At the time, this would have made him ineligible for football at Army, where he was a star halfback. It was also an honors code violation that, if discovered, could have led to Eisenhower's dismissal from the academy -- and changed the course of history.
"When I was a small boy in Kansas, a friend of mine and I went fishing and, as we sat there in the warmth of the summer afternoon on a river bank, we talk about what we wanted to do when we grew up," Ike recalled many years later.
"I told him that I wanted to be a real major league baseball player, a genuine professional like [Hall of Fame shortstop] Honus Wagner. My friend said that he'd like to be president of the United States.
"Neither of us got our wish."
PRESIDENTS AND BASEBALL: A QUIZ
Who was the first president to attend an opening day?
2. The first president to be booed at a ballpark?
3. This president said, "Good ballplayers make good citizens."
4. First (and only) president to publicly disdain the game?

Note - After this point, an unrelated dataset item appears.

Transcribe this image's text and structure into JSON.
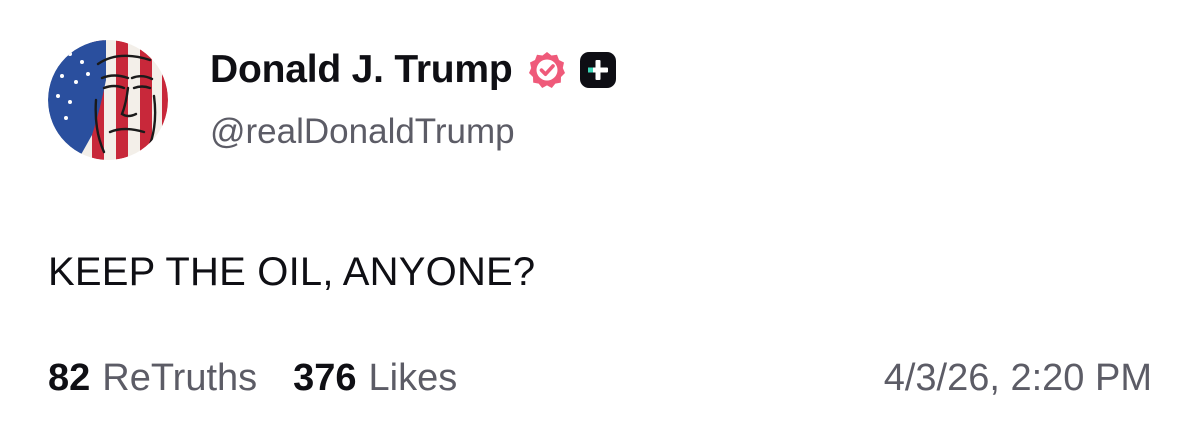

5. This president regularly hunted during the off-season with Ty Cobb.
6. This president once owned a minor league team, was the first to invite Babe Ruth to the White House, placed small wagers on games -- and lived and died with the Washington Senators.
7. This president, by contrast, always rooted for the home team, wherever he was.
8. Only president to play in an Old-Timers game.
9. This future president walked up to Stan Musial and said, "They say you're too old to be a ballplayer and I'm too young to be president. Maybe we'll fool them."
10. Which president was the best ballplayer?
1. According to the Society for American Baseball Research, the first was Benjamin Harrison, who attended a game between Washington and Cincinnati on June 6, 1892. The Baseball Hall of Fame in Cooperstown, N.Y., however, gives this distinction to James A. Garfield, who attended the opening game in Washington in 1881. (The baseball exhibit put together by the Nixon Library credits Ulysses S. Grant with being the first to see a professional game, in 1869.)
2. This dubious distinction belongs to Herbert Hoover, who in 1931 was booed -- where else -- in Philadelphia by a Depression-era, Prohibition-weary crowd that upon seeing Hoover, chanted, "We want beer! We want beer!"
3. Chester A. Arthur. He was also the first to invite a team of professional ballplayers to the White House.
4. Theodore Roosevelt. TR preferred more "manly" pursuits such as boxing, riding, shooting, football and big-game hunting. Baseball was a "mollycoddle game," he said. Of course, Teddy Roosevelt never had to face Nolan Ryan.
5. William Howard Taft. Upon meeting Cobb in the White House, Taft quipped that down in Georgia, people "think you're a bigger man than I am."
6. Warren G. Harding. "Mr. Harding was a genuine fan," wrote Thomas Rice in the Sporting News. "He was the sort that gloomed and did not enjoy his supper at the White House if he had seen the Washington team lose."
7. Richard Nixon. Although when the hometown newspaper, the Washington Post, asked Mr. Nixon to intercede and prevent the Senators from leaving town, the president declined to get involved. Could this be a hidden reason for Watergate?
8. As a vice president, George Bush made a diving stop in the infield and threw to former Orioles pitcher Milt Pappas for the out at a game in Denver. "The place was thrilled for me," a tickled Bush later recalled.
9. John F. Kennedy. Three years later, the two men met at the All-Star Game. JFK was president -- and Stan the Man was still playing. "I guess we fooled 'em, Mr. President," Musial said.
10. This one is for arguing over in a sports bar. Most baseball buffs would answer either Eisenhower or Bush. But it may well have been the president whom Chevy Chase made famous as a klutz, but who was actually probably the best athlete ever to live in the White House: Gerald Ford.
SOURCES: "Baseball: The President's Game,"
by William B. Mead and Paul Dickson;
The National Baseball Hall of Fame and Museum, Cooperstown, N.Y.;
MA The Richard Nixon Library and Birthplace, Yorba Linda, Calif.